Port-based protection gets pwned
A neat and clever hack has undermined long held assumptions about the network security protections offered by properly configured routers and firewalls.
The technique, dubbed ‘NAT Slipstreaming’, allows an attacker to remotely access any TCP/UDP service bound to a victim machine, bypassing a victim’s network address translation (NAT) or firewall security controls in the process – providing a victim is first tricked into visiting a site under the would-be hacker’s control.
Network address translation remaps an IP address space for traffic passing through a networking device. The technique proved very useful in conserving address space and thereby forestalling IPv4 address exhaustion, but it also has some security benefits that NAT Slipstreaming runs all over.
Caught in the Slipstream
The NAT Slipstream attack – a new packet injection technique that works across all major modern browsers – takes advantage of arbitrary control of the data portion of some TCP and UDP packets without reference to HTTP or other headers, Kamkar explains in a detailed technical blog post:
NAT Slipstreaming exploits the user's browser in conjunction with the Application Level Gateway (ALG) connection tracking mechanism built into NATs, routers, and firewalls by chaining internal IP extraction via timing attack or WebRTC, automated remote MTU and IP fragmentation discovery, TCP packet size massaging, TURN authentication misuse, precise packet boundary control, and protocol confusion through browser abuse.
As it’s the NAT or firewall that opens the destination port, this bypasses any browser-based port restrictions.
Put more simply, NAT Slipstreaming exploits a flaw in how some routers implement ALG that allows NAT to be bypassed.
Kamkar told The Daily Swig that fixing the security shortcomings laid bare by his research may be a challenge.
“Routers can disable ALG but this makes them less convenient (VoIP phones stop working). The SIP ALG can be improved, but SIP was just one example, [and] other ALGs expose this,” Kamkar said during an exchange on Twitter.
“Browsers can block port 5060, but I don't think that's the end of it. This area is a bit of whack-a-mole,” he added.
Even the “vulnerabilities” at play are tricky to define and perhaps better described as “security shortcomings”.

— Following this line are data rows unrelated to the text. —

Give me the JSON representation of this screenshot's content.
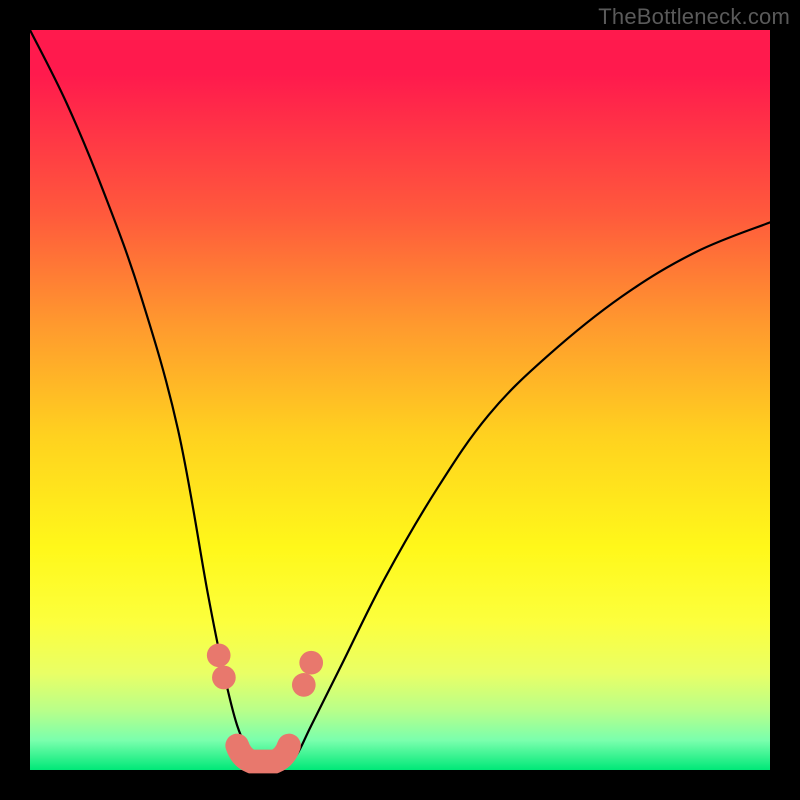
{
  "watermark": "TheBottleneck.com",
  "chart_data": {
    "type": "line",
    "title": "",
    "xlabel": "",
    "ylabel": "",
    "xlim": [
      0,
      100
    ],
    "ylim": [
      0,
      100
    ],
    "grid": false,
    "legend": false,
    "series": [
      {
        "name": "bottleneck-curve",
        "x": [
          0,
          5,
          10,
          15,
          20,
          24,
          26,
          28,
          30,
          32,
          34,
          36,
          38,
          42,
          48,
          55,
          62,
          70,
          80,
          90,
          100
        ],
        "y": [
          100,
          90,
          78,
          64,
          46,
          24,
          14,
          6,
          2,
          0,
          0,
          2,
          6,
          14,
          26,
          38,
          48,
          56,
          64,
          70,
          74
        ]
      }
    ],
    "markers": [
      {
        "name": "left-upper-dot",
        "x": 25.5,
        "y": 15.5,
        "r": 1.6
      },
      {
        "name": "left-lower-dot",
        "x": 26.2,
        "y": 12.5,
        "r": 1.6
      },
      {
        "name": "right-lower-dot",
        "x": 37.0,
        "y": 11.5,
        "r": 1.6
      },
      {
        "name": "right-upper-dot",
        "x": 38.0,
        "y": 14.5,
        "r": 1.6
      }
    ],
    "bottom_band": {
      "name": "bottom-band",
      "x_start": 28.0,
      "x_end": 35.0,
      "y": 2.5,
      "thickness": 3.2
    },
    "colors": {
      "curve": "#000000",
      "marker": "#e8786d",
      "gradient_top": "#ff1a4d",
      "gradient_bottom": "#00e878"
    }
  }
}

Kamkar explained: “Everything is working to spec; it's simply the combination of various protocols and features that can have complex interactions when chained together.”